This design idea illustrates what may be the simplest and smallest temperature transmitter in the VHF 50- to 100-MHz range. As seen in the figure, the design employs an ON SEMI single-gate IC (NL27WZ14). The sensor is a negative-temperature-coefficient 1-kΩ SMD thermistor. It causes an increase in the oscillator frequency as temperature increases. Since the design of the circuit is not critical, the value of C1 can be selected high enough to lower the transmission-frequency band down to 1 MHz if necessary.
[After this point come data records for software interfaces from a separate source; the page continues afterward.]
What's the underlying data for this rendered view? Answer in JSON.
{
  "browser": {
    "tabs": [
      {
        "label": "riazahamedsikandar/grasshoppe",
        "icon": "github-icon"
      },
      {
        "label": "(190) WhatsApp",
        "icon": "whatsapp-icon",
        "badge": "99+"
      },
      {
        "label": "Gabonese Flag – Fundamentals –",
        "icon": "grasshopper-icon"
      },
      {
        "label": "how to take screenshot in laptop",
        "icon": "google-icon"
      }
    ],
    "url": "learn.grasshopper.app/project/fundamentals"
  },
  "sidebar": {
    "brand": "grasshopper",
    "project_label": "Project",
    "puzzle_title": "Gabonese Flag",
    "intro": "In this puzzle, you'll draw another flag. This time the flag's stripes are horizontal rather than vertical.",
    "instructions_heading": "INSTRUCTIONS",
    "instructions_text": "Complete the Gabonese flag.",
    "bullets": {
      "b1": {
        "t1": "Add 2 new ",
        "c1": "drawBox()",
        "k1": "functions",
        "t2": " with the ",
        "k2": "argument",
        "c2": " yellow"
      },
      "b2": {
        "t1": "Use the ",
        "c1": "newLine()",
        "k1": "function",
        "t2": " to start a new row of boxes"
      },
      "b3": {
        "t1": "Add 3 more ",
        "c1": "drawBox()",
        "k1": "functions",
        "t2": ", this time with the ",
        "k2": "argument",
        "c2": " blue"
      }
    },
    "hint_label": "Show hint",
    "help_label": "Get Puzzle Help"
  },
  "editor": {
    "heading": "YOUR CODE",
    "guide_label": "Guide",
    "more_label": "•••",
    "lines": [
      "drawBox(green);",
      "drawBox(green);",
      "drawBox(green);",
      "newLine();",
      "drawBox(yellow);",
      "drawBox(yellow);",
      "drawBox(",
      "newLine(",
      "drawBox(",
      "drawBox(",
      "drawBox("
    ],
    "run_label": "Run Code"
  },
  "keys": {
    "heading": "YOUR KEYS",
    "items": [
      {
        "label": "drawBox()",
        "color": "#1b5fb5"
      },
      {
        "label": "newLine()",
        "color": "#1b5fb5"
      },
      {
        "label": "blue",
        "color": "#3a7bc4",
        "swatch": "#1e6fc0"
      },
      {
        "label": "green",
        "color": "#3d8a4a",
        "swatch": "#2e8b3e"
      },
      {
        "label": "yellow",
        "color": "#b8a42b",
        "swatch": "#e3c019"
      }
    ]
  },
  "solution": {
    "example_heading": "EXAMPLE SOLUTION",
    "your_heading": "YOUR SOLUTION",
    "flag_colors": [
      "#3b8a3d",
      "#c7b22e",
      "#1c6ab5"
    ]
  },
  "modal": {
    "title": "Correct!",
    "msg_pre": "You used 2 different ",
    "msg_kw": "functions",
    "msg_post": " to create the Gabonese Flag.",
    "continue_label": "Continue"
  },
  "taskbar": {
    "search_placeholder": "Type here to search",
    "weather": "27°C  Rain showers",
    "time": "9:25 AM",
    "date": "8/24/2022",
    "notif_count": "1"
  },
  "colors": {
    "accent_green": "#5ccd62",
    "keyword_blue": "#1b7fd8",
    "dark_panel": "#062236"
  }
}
The thermistor-resistance value, however, is critical and should not exceed 3 kΩ. If the resistance value exceeds this limit, the circuit may not oscillate properly.
The data is transmitted as a slowly modulated FM signal (i.e., the frequency shifts as temperature changes). Therefore, rapid signal modulations, typical in audio FM receiver systems, are not involved in this design. At the receive end, the receiver locks on to the transmission frequency and monitors the frequency variation directly as the temperature signal. C1 must not have a positive temperature coefficient or frequency compensation will be required to cancel the temperature dependency in the R1C1 time constant.
To limit the size of the transmitter, a small wire hanging from the tiny pc board is used as the antenna. Other types of antennas may also be used.
Since this circuit draws less than 10 mA from a NiCd cell, its operating time with a small cell is reasonably high (i.e., a few days). Power can also be supplied from other types of cells in the 3- to 5-V dc range.